Damian Mehers' Blog Xamarin from Geneva, Switzerland.

7Feb/1116

Storing WP7 recorded audio as WAV format streams

The Microsoft audio recording example shows how to record audio, but it just gets a PCM encoded stream of samples – if you want to send this audio stream off somewhere else, to be played later, it needs a proper header.

Below I show you how to use a couple of methods I’ve written (WriteWavHeader and UpdateWavHeader), and I include their implementation.

Assuming you start with the Microsoft sample, when you initiate the audio recording you initialize a memory stream into which the samples will be written:

private void StartRecording()
{
    _microphone.BufferDuration = TimeSpan.FromMilliseconds(500);

    // Allocate memory to hold the audio data
    _recordingBuffer = new byte[_microphone.GetSampleSizeInBytes(_microphone.BufferDuration)];

    _recordingStream.SetLength(0);

    WriteWavHeader(_recordingStream, _microphone.SampleRate);

    _microphone.Start();
}

Note the call to WriteWavHeader to write the wav header to the start of the audio stream.

When the recording finishes, you update the header (because we need to fill in fields based on the data length):

private void StopRecording()
{
    _microphone.Stop();
    UpdateWavHeader(_recordingStream);
}

Here are the implementations of the WriteWavHeader and UpdateWavHeader methods.  The comments come from this web page describing the wav header file format.

public void WriteWavHeader(Stream stream, int sampleRate)
{
    const int bitsPerSample = 16;
    const int bytesPerSample = bitsPerSample / 8;
    var encoding = System.Text.Encoding.UTF8;

    // ChunkID Contains the letters "RIFF" in ASCII form (0x52494646 big-endian form).
    stream.Write(encoding.GetBytes("RIFF"), 0, 4);

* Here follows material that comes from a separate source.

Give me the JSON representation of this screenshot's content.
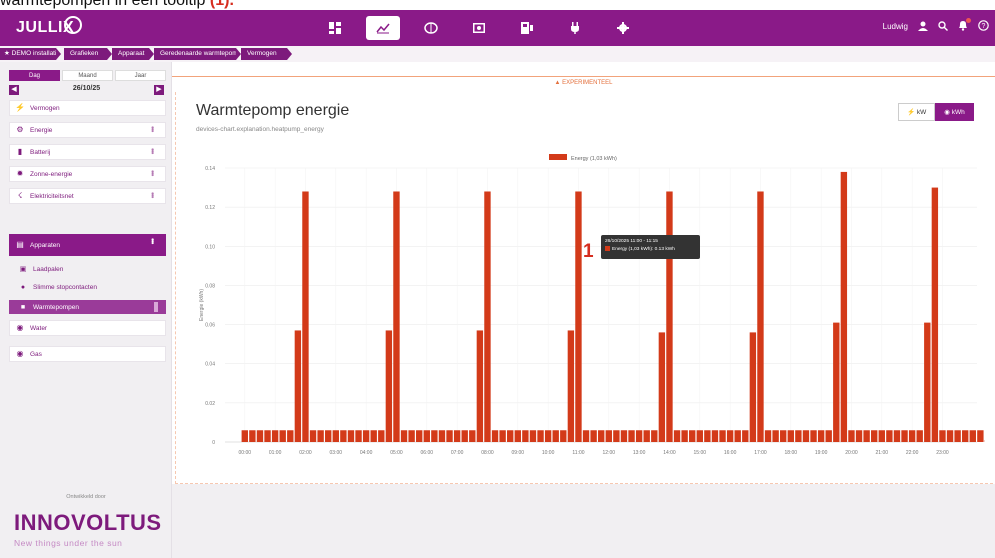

    // NOTE this will be filled in later
    stream.Write(BitConverter.GetBytes(0), 0, 4);

    // Format Contains the letters "WAVE"(0x57415645 big-endian form).
    stream.Write(encoding.GetBytes("WAVE"), 0, 4);

    // Subchunk1ID Contains the letters "fmt " (0x666d7420 big-endian form).
    stream.Write(encoding.GetBytes("fmt "), 0, 4);

    // Subchunk1Size 16 for PCM.  This is the size of therest of the Subchunk which follows this number.
    stream.Write(BitConverter.GetBytes(16), 0, 4);

    // AudioFormat PCM = 1 (i.e. Linear quantization) Values other than 1 indicate some form of compression.
    stream.Write(BitConverter.GetBytes((short)1), 0, 2);

    // NumChannels Mono = 1, Stereo = 2, etc.
    stream.Write(BitConverter.GetBytes((short)1), 0, 2);

    // SampleRate 8000, 44100, etc.
    stream.Write(BitConverter.GetBytes(sampleRate), 0, 4);

    // ByteRate =  SampleRate * NumChannels * BitsPerSample/8
    stream.Write(BitConverter.GetBytes(sampleRate * bytesPerSample), 0, 4);

    // BlockAlign NumChannels * BitsPerSample/8 The number of bytes for one sample including all channels.
    stream.Write(BitConverter.GetBytes((short)(bytesPerSample)), 0, 2);

    // BitsPerSample    8 bits = 8, 16 bits = 16, etc.
    stream.Write(BitConverter.GetBytes((short)(bitsPerSample)), 0, 2);

    // Subchunk2ID Contains the letters "data" (0x64617461 big-endian form).
    stream.Write(encoding.GetBytes("data"), 0, 4);
    
    // NOTE to be filled in later
    stream.Write(BitConverter.GetBytes(0), 0, 4);
}

public void UpdateWavHeader(Stream stream)
{
    if (!stream.CanSeek) throw new Exception("Can't seek stream to update wav header");

    var oldPos = stream.Position;

    // ChunkSize  36 + SubChunk2Size
    stream.Seek(4, SeekOrigin.Begin);
    stream.Write(BitConverter.GetBytes((int)stream.Length - 8), 0, 4);

    // Subchunk2Size == NumSamples * NumChannels * BitsPerSample/8 This is the number of bytes in the data.
    stream.Seek(40, SeekOrigin.Begin);
    stream.Write(BitConverter.GetBytes((int)stream.Length - 44), 0, 4);

    stream.Seek(oldPos, SeekOrigin.Begin);
}

Filed under: WP7 16 Comments